Revenues of $3.7bn were 26 per cent down on a year ago. Last year’s $61m net income turned into a thumping $581m loss.
Discussing the results Steve Milligan, Western Digital CEO, saw “initial indications of improving trends…our expectation is for the demand environment to further improve for both flash and hard drive products for the balance of calendar 2019.”
Q3 2019 revenue fell in all three business divisions: Data Centre Devices and Solutions, Client Solutions, and Client Devices.
- Data Centre devices revenues were $1.25bn ($1.66bn a year ago)
- Client Devices revenues were $1.63bn ($2.3bn)
- Client Solutions revenues were $0.8bn ($1.04bn)
We charted the recent disk drive unit ship historical trends:
There is a discernible recent quarter-on-quarter pickup in data centre disk drive units.
WD attributed the fall in mobile embedded revenues to weak handset demand. Notebook and desktop revenue declined due to seasonality and flash price declines.
In the data centre devices unit, demand for capacity enterprise drives was better than expected.
WD was hit by a double whammy in the quarter. Total HDD revenues were $2.64bn a year ago and $2.1bn in the latest quarter. The equivalent flash revenues were $2.4bn a year ago and $1.6bn in Q3 fy’19. Wells Fargo senior analyst Aaron Rakers said flash capacity shipped was down 5 per cent year on year.
It’s not all bad. Rakers noted “client SSD Exabyte shipments more than doubled year-on-year,”
And WD’s OEMs are qualifying new NVMe eSSDs, with shipments expected to start in three months or so.

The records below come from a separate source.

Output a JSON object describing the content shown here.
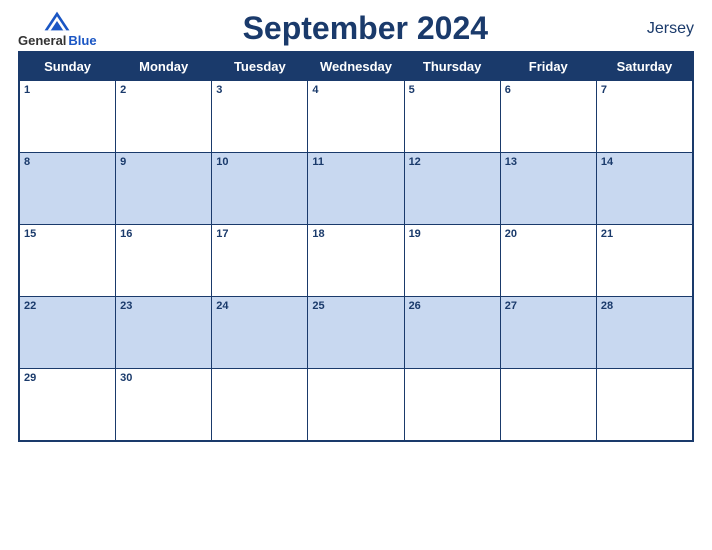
{
  "header": {
    "logo": {
      "general": "General",
      "blue": "Blue",
      "icon": "▲"
    },
    "title": "September 2024",
    "region": "Jersey"
  },
  "calendar": {
    "days_of_week": [
      "Sunday",
      "Monday",
      "Tuesday",
      "Wednesday",
      "Thursday",
      "Friday",
      "Saturday"
    ],
    "weeks": [
      {
        "colored": false,
        "days": [
          1,
          2,
          3,
          4,
          5,
          6,
          7
        ]
      },
      {
        "colored": true,
        "days": [
          8,
          9,
          10,
          11,
          12,
          13,
          14
        ]
      },
      {
        "colored": false,
        "days": [
          15,
          16,
          17,
          18,
          19,
          20,
          21
        ]
      },
      {
        "colored": true,
        "days": [
          22,
          23,
          24,
          25,
          26,
          27,
          28
        ]
      },
      {
        "colored": false,
        "days": [
          29,
          30,
          null,
          null,
          null,
          null,
          null
        ]
      }
    ]
  }
}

WD said it is on-track to launch 16TB and 18TB MAMR disk drives later in calendar 2019.